■ WORK TO COMPLETE
Here is a block of records. Copy every line in it that includes "title".

■ DATA TO USE
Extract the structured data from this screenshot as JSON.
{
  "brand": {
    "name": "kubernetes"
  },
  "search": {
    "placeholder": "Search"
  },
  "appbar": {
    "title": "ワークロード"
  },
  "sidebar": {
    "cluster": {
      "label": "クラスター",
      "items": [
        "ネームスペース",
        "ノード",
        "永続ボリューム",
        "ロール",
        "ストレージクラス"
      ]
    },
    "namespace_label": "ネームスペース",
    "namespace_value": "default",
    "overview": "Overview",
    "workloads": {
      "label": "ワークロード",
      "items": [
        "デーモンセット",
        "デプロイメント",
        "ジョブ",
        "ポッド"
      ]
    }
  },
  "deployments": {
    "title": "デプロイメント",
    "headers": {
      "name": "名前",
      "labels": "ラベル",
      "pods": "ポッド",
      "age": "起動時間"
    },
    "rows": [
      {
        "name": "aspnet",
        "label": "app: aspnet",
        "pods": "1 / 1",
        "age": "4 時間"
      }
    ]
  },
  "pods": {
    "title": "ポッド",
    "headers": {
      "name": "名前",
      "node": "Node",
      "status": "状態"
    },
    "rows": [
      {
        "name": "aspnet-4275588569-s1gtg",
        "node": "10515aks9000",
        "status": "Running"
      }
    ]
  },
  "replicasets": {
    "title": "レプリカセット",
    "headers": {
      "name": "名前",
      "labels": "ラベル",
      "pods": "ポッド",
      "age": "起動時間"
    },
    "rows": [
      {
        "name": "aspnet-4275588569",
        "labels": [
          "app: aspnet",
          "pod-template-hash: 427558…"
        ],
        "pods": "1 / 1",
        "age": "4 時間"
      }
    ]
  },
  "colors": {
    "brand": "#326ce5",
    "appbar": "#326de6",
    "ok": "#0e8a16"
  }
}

■ SOLUTION TO THE EXERCISE
    "title": "ワークロード"
    "title": "デプロイメント",
    "title": "ポッド",
    "title": "レプリカセット",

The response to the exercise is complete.